[Items from an interface collection]
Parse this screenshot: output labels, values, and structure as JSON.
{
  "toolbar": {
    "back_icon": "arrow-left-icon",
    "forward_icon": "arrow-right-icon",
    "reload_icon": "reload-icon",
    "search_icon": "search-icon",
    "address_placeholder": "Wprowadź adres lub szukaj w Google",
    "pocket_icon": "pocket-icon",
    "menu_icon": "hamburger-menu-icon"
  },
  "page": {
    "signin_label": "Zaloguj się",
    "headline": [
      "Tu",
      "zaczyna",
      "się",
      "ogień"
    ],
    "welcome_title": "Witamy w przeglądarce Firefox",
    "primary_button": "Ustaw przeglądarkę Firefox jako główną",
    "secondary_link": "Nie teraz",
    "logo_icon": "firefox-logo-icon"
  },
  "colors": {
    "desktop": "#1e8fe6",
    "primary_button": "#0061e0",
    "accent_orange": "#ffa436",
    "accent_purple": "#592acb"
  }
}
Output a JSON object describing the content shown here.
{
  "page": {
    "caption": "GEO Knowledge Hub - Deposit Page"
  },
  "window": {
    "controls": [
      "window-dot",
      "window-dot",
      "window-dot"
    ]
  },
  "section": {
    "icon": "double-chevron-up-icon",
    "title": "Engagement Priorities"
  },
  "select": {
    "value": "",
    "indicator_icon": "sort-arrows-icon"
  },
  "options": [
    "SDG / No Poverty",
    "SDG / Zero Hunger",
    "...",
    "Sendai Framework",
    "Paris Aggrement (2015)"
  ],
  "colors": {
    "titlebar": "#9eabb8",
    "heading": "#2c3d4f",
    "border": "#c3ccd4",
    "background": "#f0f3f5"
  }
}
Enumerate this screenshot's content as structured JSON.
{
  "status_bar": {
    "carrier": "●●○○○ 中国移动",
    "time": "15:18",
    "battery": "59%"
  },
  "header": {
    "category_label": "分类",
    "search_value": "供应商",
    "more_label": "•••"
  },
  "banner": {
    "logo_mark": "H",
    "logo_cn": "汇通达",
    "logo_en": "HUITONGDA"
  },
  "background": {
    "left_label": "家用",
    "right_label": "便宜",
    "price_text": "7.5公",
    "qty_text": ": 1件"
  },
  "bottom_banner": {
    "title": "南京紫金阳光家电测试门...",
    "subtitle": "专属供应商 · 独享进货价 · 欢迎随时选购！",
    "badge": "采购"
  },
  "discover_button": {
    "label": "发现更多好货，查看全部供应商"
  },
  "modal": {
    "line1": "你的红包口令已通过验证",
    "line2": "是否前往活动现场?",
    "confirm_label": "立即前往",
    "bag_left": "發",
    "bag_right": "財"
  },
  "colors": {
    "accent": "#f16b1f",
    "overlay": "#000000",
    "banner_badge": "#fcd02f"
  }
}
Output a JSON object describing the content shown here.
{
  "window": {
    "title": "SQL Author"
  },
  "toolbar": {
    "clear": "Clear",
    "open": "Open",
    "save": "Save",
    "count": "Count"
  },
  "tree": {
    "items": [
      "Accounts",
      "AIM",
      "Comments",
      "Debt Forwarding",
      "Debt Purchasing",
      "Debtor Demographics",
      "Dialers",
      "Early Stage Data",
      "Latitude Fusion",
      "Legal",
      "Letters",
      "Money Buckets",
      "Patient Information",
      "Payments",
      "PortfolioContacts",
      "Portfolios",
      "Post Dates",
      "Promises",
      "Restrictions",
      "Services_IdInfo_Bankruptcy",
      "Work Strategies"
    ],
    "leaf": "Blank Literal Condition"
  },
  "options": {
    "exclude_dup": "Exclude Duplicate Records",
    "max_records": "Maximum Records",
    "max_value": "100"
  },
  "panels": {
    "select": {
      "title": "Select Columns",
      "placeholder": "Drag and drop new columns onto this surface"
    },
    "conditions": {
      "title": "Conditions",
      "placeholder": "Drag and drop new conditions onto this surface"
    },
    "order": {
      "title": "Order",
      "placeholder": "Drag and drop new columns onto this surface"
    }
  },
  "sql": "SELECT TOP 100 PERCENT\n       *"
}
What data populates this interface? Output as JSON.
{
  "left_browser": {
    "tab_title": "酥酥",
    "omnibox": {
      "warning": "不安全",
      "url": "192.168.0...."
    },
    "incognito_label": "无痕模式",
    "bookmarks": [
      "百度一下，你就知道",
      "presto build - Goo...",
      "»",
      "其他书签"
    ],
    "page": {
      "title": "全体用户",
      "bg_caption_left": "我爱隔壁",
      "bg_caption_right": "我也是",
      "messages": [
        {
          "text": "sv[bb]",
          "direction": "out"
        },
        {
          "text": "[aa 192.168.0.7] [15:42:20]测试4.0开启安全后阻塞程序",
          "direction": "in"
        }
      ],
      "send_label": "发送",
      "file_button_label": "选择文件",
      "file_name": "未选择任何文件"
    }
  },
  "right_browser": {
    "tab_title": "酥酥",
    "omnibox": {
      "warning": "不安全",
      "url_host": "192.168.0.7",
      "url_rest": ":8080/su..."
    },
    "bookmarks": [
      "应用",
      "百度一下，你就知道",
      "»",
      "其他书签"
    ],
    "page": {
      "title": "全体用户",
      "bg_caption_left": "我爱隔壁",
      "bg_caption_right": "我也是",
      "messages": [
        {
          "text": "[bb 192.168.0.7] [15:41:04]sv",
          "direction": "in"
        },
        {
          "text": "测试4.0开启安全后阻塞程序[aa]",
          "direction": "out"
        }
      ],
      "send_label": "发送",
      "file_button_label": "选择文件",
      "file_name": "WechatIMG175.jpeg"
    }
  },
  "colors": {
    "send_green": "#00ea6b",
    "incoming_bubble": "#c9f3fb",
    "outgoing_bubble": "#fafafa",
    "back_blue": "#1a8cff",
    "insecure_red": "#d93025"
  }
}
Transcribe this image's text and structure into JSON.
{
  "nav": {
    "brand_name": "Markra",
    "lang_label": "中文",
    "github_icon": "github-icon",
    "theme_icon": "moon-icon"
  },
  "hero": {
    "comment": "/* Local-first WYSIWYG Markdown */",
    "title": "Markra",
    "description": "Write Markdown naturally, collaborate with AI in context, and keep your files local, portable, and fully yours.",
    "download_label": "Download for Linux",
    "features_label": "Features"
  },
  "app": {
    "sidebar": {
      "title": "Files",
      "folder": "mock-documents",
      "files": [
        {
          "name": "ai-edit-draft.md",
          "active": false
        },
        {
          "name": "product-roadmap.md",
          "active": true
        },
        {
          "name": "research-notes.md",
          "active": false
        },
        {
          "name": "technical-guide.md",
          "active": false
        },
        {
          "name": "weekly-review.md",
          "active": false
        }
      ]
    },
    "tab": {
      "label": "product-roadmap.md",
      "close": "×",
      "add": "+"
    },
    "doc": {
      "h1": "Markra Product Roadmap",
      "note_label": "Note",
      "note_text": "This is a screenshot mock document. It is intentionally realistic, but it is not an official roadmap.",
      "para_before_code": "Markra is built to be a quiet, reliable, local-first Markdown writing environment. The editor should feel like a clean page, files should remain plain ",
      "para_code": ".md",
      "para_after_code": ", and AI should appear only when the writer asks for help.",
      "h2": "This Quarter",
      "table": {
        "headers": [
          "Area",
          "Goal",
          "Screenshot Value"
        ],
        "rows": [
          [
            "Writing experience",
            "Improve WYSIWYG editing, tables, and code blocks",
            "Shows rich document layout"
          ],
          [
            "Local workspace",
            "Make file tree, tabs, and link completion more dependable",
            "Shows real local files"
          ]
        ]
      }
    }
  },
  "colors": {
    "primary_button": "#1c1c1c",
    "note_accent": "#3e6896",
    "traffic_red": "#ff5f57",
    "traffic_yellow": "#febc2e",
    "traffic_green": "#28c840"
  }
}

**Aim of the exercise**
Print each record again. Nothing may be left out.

**Output below**
Parse this screenshot: output labels, values, and structure as JSON.
{
  "toolbar": {
    "back_icon": "arrow-left-icon",
    "forward_icon": "arrow-right-icon",
    "reload_icon": "reload-icon",
    "search_icon": "search-icon",
    "address_placeholder": "Wprowadź adres lub szukaj w Google",
    "pocket_icon": "pocket-icon",
    "menu_icon": "hamburger-menu-icon"
  },
  "page": {
    "signin_label": "Zaloguj się",
    "headline": [
      "Tu",
      "zaczyna",
      "się",
      "ogień"
    ],
    "welcome_title": "Witamy w przeglądarce Firefox",
    "primary_button": "Ustaw przeglądarkę Firefox jako główną",
    "secondary_link": "Nie teraz",
    "logo_icon": "firefox-logo-icon"
  },
  "colors": {
    "desktop": "#1e8fe6",
    "primary_button": "#0061e0",
    "accent_orange": "#ffa436",
    "accent_purple": "#592acb"
  }
}
Output a JSON object describing the content shown here.
{
  "page": {
    "caption": "GEO Knowledge Hub - Deposit Page"
  },
  "window": {
    "controls": [
      "window-dot",
      "window-dot",
      "window-dot"
    ]
  },
  "section": {
    "icon": "double-chevron-up-icon",
    "title": "Engagement Priorities"
  },
  "select": {
    "value": "",
    "indicator_icon": "sort-arrows-icon"
  },
  "options": [
    "SDG / No Poverty",
    "SDG / Zero Hunger",
    "...",
    "Sendai Framework",
    "Paris Aggrement (2015)"
  ],
  "colors": {
    "titlebar": "#9eabb8",
    "heading": "#2c3d4f",
    "border": "#c3ccd4",
    "background": "#f0f3f5"
  }
}
Enumerate this screenshot's content as structured JSON.
{
  "status_bar": {
    "carrier": "●●○○○ 中国移动",
    "time": "15:18",
    "battery": "59%"
  },
  "header": {
    "category_label": "分类",
    "search_value": "供应商",
    "more_label": "•••"
  },
  "banner": {
    "logo_mark": "H",
    "logo_cn": "汇通达",
    "logo_en": "HUITONGDA"
  },
  "background": {
    "left_label": "家用",
    "right_label": "便宜",
    "price_text": "7.5公",
    "qty_text": ": 1件"
  },
  "bottom_banner": {
    "title": "南京紫金阳光家电测试门...",
    "subtitle": "专属供应商 · 独享进货价 · 欢迎随时选购！",
    "badge": "采购"
  },
  "discover_button": {
    "label": "发现更多好货，查看全部供应商"
  },
  "modal": {
    "line1": "你的红包口令已通过验证",
    "line2": "是否前往活动现场?",
    "confirm_label": "立即前往",
    "bag_left": "發",
    "bag_right": "財"
  },
  "colors": {
    "accent": "#f16b1f",
    "overlay": "#000000",
    "banner_badge": "#fcd02f"
  }
}
Output a JSON object describing the content shown here.
{
  "window": {
    "title": "SQL Author"
  },
  "toolbar": {
    "clear": "Clear",
    "open": "Open",
    "save": "Save",
    "count": "Count"
  },
  "tree": {
    "items": [
      "Accounts",
      "AIM",
      "Comments",
      "Debt Forwarding",
      "Debt Purchasing",
      "Debtor Demographics",
      "Dialers",
      "Early Stage Data",
      "Latitude Fusion",
      "Legal",
      "Letters",
      "Money Buckets",
      "Patient Information",
      "Payments",
      "PortfolioContacts",
      "Portfolios",
      "Post Dates",
      "Promises",
      "Restrictions",
      "Services_IdInfo_Bankruptcy",
      "Work Strategies"
    ],
    "leaf": "Blank Literal Condition"
  },
  "options": {
    "exclude_dup": "Exclude Duplicate Records",
    "max_records": "Maximum Records",
    "max_value": "100"
  },
  "panels": {
    "select": {
      "title": "Select Columns",
      "placeholder": "Drag and drop new columns onto this surface"
    },
    "conditions": {
      "title": "Conditions",
      "placeholder": "Drag and drop new conditions onto this surface"
    },
    "order": {
      "title": "Order",
      "placeholder": "Drag and drop new columns onto this surface"
    }
  },
  "sql": "SELECT TOP 100 PERCENT\n       *"
}
What data populates this interface? Output as JSON.
{
  "left_browser": {
    "tab_title": "酥酥",
    "omnibox": {
      "warning": "不安全",
      "url": "192.168.0...."
    },
    "incognito_label": "无痕模式",
    "bookmarks": [
      "百度一下，你就知道",
      "presto build - Goo...",
      "»",
      "其他书签"
    ],
    "page": {
      "title": "全体用户",
      "bg_caption_left": "我爱隔壁",
      "bg_caption_right": "我也是",
      "messages": [
        {
          "text": "sv[bb]",
          "direction": "out"
        },
        {
          "text": "[aa 192.168.0.7] [15:42:20]测试4.0开启安全后阻塞程序",
          "direction": "in"
        }
      ],
      "send_label": "发送",
      "file_button_label": "选择文件",
      "file_name": "未选择任何文件"
    }
  },
  "right_browser": {
    "tab_title": "酥酥",
    "omnibox": {
      "warning": "不安全",
      "url_host": "192.168.0.7",
      "url_rest": ":8080/su..."
    },
    "bookmarks": [
      "应用",
      "百度一下，你就知道",
      "»",
      "其他书签"
    ],
    "page": {
      "title": "全体用户",
      "bg_caption_left": "我爱隔壁",
      "bg_caption_right": "我也是",
      "messages": [
        {
          "text": "[bb 192.168.0.7] [15:41:04]sv",
          "direction": "in"
        },
        {
          "text": "测试4.0开启安全后阻塞程序[aa]",
          "direction": "out"
        }
      ],
      "send_label": "发送",
      "file_button_label": "选择文件",
      "file_name": "WechatIMG175.jpeg"
    }
  },
  "colors": {
    "send_green": "#00ea6b",
    "incoming_bubble": "#c9f3fb",
    "outgoing_bubble": "#fafafa",
    "back_blue": "#1a8cff",
    "insecure_red": "#d93025"
  }
}
Transcribe this image's text and structure into JSON.
{
  "nav": {
    "brand_name": "Markra",
    "lang_label": "中文",
    "github_icon": "github-icon",
    "theme_icon": "moon-icon"
  },
  "hero": {
    "comment": "/* Local-first WYSIWYG Markdown */",
    "title": "Markra",
    "description": "Write Markdown naturally, collaborate with AI in context, and keep your files local, portable, and fully yours.",
    "download_label": "Download for Linux",
    "features_label": "Features"
  },
  "app": {
    "sidebar": {
      "title": "Files",
      "folder": "mock-documents",
      "files": [
        {
          "name": "ai-edit-draft.md",
          "active": false
        },
        {
          "name": "product-roadmap.md",
          "active": true
        },
        {
          "name": "research-notes.md",
          "active": false
        },
        {
          "name": "technical-guide.md",
          "active": false
        },
        {
          "name": "weekly-review.md",
          "active": false
        }
      ]
    },
    "tab": {
      "label": "product-roadmap.md",
      "close": "×",
      "add": "+"
    },
    "doc": {
      "h1": "Markra Product Roadmap",
      "note_label": "Note",
      "note_text": "This is a screenshot mock document. It is intentionally realistic, but it is not an official roadmap.",
      "para_before_code": "Markra is built to be a quiet, reliable, local-first Markdown writing environment. The editor should feel like a clean page, files should remain plain ",
      "para_code": ".md",
      "para_after_code": ", and AI should appear only when the writer asks for help.",
      "h2": "This Quarter",
      "table": {
        "headers": [
          "Area",
          "Goal",
          "Screenshot Value"
        ],
        "rows": [
          [
            "Writing experience",
            "Improve WYSIWYG editing, tables, and code blocks",
            "Shows rich document layout"
          ],
          [
            "Local workspace",
            "Make file tree, tabs, and link completion more dependable",
            "Shows real local files"
          ]
        ]
      }
    }
  },
  "colors": {
    "primary_button": "#1c1c1c",
    "note_accent": "#3e6896",
    "traffic_red": "#ff5f57",
    "traffic_yellow": "#febc2e",
    "traffic_green": "#28c840"
  }
}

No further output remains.